**What the task requires:** Using the records that follow, copy every line containing the word "Rachel".
━━━ Source information
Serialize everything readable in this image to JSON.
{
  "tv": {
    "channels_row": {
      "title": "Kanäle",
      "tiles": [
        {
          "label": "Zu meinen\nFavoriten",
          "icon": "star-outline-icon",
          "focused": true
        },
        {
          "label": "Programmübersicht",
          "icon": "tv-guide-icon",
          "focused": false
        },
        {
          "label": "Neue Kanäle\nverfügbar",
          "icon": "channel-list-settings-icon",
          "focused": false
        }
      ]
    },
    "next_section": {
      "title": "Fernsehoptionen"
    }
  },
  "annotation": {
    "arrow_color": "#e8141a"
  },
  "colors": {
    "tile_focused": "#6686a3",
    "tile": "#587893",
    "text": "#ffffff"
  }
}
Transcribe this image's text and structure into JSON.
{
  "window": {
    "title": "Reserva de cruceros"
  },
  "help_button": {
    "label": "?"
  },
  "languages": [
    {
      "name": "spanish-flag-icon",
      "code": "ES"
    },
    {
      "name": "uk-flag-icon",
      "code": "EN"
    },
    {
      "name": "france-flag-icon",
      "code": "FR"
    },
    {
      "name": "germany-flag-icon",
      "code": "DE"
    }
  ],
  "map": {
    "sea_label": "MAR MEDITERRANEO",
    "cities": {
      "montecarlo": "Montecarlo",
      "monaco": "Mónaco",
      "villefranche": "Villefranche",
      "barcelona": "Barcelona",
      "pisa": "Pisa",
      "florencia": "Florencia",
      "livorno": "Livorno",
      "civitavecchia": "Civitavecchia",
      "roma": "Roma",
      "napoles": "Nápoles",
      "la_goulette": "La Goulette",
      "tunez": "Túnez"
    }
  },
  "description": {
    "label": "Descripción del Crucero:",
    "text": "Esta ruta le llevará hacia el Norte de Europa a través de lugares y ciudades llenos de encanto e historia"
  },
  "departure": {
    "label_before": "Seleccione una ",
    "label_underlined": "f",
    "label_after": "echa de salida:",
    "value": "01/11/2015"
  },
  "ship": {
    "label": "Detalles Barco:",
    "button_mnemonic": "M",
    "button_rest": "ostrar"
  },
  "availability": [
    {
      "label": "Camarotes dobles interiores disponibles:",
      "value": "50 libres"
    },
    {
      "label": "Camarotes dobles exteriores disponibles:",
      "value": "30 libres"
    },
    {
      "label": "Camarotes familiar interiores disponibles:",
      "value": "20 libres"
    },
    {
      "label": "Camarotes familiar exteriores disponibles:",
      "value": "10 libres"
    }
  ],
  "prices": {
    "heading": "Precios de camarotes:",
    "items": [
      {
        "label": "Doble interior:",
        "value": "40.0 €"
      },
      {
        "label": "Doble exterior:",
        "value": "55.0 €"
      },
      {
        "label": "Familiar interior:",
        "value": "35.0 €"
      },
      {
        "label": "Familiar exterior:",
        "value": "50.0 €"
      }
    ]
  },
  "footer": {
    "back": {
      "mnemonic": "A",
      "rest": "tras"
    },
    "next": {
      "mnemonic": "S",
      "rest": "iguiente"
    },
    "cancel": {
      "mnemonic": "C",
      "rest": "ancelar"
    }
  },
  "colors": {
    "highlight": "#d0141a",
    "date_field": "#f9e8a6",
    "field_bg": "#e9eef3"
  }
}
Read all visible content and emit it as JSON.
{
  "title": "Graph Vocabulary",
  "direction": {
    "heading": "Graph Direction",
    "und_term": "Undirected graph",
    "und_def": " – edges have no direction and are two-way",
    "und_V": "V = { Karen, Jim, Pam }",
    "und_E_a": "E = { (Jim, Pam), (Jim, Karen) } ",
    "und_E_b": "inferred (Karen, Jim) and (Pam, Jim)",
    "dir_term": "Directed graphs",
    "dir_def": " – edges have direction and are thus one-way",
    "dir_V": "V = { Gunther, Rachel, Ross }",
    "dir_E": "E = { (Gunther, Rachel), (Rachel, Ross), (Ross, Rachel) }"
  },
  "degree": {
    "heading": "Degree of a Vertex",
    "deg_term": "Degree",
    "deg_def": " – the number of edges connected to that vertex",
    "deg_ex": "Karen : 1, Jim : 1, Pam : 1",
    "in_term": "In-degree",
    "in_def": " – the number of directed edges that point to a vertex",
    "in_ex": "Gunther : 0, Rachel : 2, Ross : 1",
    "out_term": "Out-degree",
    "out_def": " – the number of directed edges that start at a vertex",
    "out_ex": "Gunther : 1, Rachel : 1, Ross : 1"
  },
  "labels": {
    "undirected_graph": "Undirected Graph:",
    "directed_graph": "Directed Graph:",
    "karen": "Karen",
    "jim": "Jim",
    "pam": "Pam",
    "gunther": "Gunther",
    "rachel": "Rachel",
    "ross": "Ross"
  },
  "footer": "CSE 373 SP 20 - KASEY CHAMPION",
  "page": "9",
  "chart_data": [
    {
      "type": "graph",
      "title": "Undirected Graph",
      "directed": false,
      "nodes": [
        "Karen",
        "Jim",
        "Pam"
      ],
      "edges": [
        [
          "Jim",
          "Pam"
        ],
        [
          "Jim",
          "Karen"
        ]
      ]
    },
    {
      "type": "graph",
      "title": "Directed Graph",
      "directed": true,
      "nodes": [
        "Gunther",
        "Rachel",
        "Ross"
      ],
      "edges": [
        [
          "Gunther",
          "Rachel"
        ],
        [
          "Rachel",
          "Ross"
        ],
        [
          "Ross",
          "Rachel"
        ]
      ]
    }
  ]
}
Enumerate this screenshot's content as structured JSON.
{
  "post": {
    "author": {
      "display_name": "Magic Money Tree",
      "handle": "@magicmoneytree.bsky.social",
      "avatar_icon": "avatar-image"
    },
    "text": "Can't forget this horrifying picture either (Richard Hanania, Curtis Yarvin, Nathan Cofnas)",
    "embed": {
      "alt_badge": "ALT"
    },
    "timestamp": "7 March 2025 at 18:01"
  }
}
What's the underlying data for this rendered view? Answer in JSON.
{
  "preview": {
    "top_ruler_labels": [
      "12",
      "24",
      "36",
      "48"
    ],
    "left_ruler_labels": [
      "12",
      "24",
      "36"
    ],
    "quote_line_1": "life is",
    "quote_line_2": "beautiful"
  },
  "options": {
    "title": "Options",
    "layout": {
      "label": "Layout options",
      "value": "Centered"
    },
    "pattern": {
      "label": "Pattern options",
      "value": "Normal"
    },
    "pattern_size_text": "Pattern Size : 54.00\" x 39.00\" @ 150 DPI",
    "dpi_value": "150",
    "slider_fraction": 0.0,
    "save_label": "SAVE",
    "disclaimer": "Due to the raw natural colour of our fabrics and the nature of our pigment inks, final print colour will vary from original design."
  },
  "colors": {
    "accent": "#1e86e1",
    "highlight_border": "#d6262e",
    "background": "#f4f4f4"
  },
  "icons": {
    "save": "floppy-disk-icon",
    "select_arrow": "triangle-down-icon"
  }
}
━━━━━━
**Task result:**
    "dir_V": "V = { Gunther, Rachel, Ross }",
    "dir_E": "E = { (Gunther, Rachel), (Rachel, Ross), (Ross, Rachel) }"
    "in_ex": "Gunther : 0, Rachel : 2, Ross : 1",
    "out_ex": "Gunther : 1, Rachel : 1, Ross : 1"
    "rachel": "Rachel",
        "Rachel",
          "Rachel"
          "Rachel",
          "Rachel"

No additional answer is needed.